Input material:
========================

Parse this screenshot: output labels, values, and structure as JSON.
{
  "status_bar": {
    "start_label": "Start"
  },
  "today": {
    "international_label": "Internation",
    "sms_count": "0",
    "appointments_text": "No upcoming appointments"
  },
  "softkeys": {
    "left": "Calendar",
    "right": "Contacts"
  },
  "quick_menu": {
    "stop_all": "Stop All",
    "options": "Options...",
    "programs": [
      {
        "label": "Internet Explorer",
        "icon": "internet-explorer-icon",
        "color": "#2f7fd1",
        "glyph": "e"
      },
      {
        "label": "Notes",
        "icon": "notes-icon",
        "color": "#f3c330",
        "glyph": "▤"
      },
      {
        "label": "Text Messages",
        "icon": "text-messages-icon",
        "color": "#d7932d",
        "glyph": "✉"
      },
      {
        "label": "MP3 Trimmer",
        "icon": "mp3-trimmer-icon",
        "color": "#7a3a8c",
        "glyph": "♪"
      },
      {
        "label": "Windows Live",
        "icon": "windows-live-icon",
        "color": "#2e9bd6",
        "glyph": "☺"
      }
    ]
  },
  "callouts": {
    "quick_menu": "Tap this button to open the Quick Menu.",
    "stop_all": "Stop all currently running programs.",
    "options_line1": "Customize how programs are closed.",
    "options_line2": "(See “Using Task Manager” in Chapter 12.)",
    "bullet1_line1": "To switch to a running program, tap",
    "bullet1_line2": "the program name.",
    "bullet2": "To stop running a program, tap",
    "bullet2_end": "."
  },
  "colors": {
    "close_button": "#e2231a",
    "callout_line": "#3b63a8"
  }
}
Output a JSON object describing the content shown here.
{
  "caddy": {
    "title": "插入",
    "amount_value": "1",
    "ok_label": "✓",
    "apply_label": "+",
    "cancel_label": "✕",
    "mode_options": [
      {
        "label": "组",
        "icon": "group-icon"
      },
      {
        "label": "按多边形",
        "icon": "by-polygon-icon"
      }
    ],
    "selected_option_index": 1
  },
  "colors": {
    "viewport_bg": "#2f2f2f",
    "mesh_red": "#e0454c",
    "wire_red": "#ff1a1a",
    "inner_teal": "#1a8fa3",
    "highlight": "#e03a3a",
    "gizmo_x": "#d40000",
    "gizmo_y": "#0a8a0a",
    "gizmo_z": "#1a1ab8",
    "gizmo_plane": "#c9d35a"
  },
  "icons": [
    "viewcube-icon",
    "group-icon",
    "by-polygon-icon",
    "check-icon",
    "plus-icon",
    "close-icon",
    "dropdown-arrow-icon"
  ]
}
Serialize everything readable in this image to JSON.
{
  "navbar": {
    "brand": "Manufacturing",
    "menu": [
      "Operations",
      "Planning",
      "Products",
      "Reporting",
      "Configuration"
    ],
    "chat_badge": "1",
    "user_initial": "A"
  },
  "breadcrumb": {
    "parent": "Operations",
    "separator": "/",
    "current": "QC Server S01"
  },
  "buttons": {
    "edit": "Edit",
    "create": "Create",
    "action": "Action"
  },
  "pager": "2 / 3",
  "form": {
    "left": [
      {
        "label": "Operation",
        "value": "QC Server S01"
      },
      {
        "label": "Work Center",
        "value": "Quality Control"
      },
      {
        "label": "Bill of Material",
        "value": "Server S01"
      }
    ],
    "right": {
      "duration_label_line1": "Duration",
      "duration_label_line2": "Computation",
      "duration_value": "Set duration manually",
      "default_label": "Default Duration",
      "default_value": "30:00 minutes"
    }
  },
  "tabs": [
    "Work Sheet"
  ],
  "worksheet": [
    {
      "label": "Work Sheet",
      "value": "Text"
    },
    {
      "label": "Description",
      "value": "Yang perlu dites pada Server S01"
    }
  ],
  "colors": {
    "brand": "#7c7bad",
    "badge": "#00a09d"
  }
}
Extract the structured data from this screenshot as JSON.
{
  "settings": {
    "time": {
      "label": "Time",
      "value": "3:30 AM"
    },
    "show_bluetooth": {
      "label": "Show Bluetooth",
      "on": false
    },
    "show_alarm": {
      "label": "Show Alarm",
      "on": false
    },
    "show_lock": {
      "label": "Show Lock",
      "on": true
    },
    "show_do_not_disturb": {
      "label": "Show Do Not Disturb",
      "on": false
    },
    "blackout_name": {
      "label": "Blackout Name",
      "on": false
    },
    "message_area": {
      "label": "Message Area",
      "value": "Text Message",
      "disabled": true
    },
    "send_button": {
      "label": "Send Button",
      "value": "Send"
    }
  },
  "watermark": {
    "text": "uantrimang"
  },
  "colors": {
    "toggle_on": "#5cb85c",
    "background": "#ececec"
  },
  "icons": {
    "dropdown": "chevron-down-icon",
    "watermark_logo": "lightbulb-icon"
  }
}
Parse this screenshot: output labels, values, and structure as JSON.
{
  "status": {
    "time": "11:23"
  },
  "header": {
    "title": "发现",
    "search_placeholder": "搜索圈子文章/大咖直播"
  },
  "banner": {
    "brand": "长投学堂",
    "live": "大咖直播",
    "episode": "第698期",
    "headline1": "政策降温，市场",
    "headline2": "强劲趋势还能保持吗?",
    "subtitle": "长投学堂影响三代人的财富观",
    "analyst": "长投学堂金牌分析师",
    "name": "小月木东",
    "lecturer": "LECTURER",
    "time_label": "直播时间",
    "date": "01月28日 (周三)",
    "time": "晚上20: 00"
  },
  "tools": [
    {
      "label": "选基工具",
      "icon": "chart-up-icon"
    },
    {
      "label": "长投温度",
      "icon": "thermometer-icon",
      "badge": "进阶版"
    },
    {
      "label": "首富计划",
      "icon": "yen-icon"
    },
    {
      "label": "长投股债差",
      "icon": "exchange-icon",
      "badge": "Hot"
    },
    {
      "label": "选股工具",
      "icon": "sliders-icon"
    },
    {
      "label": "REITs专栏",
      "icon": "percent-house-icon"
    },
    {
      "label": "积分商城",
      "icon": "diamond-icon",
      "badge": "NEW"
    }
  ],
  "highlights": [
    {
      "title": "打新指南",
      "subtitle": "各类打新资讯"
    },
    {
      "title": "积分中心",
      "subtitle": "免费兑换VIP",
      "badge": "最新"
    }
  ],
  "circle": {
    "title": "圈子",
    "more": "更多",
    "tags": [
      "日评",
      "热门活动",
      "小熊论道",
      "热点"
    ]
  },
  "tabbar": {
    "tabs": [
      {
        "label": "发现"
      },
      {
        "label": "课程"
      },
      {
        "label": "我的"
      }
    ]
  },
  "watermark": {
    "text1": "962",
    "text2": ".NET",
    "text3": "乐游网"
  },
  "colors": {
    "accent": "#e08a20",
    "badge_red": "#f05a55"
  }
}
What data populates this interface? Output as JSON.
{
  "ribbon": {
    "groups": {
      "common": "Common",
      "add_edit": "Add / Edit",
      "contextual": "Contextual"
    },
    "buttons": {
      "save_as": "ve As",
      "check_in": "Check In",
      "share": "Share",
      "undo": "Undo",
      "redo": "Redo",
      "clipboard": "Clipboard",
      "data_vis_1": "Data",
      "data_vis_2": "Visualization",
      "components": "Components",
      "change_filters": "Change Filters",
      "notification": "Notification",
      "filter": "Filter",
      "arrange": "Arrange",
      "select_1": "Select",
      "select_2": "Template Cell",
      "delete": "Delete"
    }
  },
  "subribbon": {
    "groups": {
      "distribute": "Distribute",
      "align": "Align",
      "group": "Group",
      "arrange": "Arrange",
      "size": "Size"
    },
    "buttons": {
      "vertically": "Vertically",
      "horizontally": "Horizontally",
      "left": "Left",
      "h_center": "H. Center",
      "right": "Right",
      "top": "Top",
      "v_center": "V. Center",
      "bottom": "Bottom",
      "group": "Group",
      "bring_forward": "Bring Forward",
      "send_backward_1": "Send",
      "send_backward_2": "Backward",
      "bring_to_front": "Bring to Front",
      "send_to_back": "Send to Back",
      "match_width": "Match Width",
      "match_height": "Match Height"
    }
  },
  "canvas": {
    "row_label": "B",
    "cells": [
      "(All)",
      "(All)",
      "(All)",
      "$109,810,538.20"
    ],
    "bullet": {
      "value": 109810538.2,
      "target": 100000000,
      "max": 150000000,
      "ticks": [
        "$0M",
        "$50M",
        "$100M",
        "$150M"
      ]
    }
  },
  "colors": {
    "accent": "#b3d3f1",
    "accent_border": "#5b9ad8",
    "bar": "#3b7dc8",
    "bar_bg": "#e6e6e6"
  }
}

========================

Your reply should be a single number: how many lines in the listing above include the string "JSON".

6